== Task details ==
Copy out all lines in the material below that contain the string "JSON".

----------

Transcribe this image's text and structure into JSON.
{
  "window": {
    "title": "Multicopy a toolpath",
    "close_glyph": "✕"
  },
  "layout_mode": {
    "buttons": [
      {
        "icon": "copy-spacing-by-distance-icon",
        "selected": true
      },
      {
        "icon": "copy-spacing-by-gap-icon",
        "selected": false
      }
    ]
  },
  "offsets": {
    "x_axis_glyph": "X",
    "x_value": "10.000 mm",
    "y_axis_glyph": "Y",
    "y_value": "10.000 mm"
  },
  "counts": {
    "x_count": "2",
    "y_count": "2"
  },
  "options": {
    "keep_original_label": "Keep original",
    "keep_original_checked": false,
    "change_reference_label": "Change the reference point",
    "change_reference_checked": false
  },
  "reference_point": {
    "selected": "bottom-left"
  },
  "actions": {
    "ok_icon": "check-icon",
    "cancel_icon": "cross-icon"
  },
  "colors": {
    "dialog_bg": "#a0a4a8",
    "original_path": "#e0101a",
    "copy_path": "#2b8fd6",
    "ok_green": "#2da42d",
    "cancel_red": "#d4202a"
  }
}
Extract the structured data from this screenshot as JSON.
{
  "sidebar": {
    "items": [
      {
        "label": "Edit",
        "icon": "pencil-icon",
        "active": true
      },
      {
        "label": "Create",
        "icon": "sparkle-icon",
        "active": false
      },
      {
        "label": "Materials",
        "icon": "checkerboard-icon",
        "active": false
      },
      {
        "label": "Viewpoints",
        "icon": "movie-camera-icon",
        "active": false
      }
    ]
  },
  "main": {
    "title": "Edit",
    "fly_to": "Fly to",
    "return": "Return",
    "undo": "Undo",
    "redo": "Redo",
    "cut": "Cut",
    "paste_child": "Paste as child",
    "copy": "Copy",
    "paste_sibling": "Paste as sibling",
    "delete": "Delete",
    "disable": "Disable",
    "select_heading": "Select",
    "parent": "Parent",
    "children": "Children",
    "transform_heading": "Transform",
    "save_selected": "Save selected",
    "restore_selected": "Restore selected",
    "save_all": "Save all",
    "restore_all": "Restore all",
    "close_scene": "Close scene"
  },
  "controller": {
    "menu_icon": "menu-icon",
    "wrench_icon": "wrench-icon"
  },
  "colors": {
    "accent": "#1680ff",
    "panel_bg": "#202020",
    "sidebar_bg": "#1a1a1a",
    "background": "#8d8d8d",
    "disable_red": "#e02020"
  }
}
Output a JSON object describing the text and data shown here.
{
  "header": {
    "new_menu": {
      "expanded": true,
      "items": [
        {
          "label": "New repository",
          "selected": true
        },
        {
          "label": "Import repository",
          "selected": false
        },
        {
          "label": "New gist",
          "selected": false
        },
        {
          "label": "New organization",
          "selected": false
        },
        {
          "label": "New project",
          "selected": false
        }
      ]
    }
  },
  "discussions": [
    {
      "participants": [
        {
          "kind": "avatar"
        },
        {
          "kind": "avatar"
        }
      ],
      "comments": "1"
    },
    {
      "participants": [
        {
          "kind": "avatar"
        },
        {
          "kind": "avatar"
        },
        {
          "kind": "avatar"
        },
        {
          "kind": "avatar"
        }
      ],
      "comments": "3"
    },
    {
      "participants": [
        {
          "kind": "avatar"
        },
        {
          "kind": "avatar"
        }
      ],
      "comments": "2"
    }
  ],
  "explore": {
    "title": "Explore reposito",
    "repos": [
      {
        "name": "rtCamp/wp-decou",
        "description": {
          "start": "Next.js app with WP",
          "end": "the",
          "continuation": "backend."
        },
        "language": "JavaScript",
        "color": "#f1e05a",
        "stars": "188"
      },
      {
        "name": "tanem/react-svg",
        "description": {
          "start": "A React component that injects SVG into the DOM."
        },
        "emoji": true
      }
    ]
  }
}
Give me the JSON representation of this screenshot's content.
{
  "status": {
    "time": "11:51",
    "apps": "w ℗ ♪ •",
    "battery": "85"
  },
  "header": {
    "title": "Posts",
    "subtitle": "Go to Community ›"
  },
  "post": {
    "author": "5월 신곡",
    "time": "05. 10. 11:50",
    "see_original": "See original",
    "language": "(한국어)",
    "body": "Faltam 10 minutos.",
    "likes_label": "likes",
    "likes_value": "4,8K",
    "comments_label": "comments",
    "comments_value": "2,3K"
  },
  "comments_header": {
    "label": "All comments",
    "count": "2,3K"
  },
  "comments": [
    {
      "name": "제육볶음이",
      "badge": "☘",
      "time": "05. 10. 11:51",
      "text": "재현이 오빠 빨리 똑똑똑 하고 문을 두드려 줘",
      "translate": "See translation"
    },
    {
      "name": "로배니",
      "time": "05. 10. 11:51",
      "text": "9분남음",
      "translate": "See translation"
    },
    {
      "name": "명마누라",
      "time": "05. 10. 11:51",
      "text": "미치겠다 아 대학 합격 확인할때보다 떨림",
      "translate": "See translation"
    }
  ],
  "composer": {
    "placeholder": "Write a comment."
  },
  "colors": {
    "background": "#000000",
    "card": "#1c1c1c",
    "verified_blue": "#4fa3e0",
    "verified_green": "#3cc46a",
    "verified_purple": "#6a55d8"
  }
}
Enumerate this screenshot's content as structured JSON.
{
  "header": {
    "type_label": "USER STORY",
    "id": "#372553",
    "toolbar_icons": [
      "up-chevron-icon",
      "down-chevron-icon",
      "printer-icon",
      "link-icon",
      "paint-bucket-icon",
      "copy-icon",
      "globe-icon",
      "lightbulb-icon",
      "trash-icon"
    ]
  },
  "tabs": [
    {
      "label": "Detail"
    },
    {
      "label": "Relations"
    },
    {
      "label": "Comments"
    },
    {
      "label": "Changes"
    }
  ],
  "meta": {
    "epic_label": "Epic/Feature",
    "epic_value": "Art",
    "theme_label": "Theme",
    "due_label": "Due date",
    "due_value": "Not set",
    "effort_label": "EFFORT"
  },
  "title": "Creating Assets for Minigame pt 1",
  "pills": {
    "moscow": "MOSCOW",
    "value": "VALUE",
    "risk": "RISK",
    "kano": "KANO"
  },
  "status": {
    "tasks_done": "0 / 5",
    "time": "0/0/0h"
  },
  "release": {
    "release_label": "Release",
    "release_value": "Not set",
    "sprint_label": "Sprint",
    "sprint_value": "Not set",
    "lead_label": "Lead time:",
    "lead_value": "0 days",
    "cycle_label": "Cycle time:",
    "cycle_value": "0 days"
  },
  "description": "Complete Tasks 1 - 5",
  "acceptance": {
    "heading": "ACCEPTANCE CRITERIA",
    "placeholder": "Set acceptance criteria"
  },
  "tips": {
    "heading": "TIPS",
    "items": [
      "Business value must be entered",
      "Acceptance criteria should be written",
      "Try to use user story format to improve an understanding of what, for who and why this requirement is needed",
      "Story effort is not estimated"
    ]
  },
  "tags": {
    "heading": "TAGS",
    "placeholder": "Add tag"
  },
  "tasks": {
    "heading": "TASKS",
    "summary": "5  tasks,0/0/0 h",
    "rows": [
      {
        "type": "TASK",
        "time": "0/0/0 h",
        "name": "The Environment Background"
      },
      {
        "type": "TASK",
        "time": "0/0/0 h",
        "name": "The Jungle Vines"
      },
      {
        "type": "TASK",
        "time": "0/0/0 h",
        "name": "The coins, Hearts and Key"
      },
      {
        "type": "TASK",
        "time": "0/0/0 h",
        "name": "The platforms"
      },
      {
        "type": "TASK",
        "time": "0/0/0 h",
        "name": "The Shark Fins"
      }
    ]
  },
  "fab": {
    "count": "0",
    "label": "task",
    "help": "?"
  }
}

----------

== Output for this exercise ==
Transcribe this image's text and structure into JSON.
Extract the structured data from this screenshot as JSON.
Output a JSON object describing the text and data shown here.
Give me the JSON representation of this screenshot's content.
Enumerate this screenshot's content as structured JSON.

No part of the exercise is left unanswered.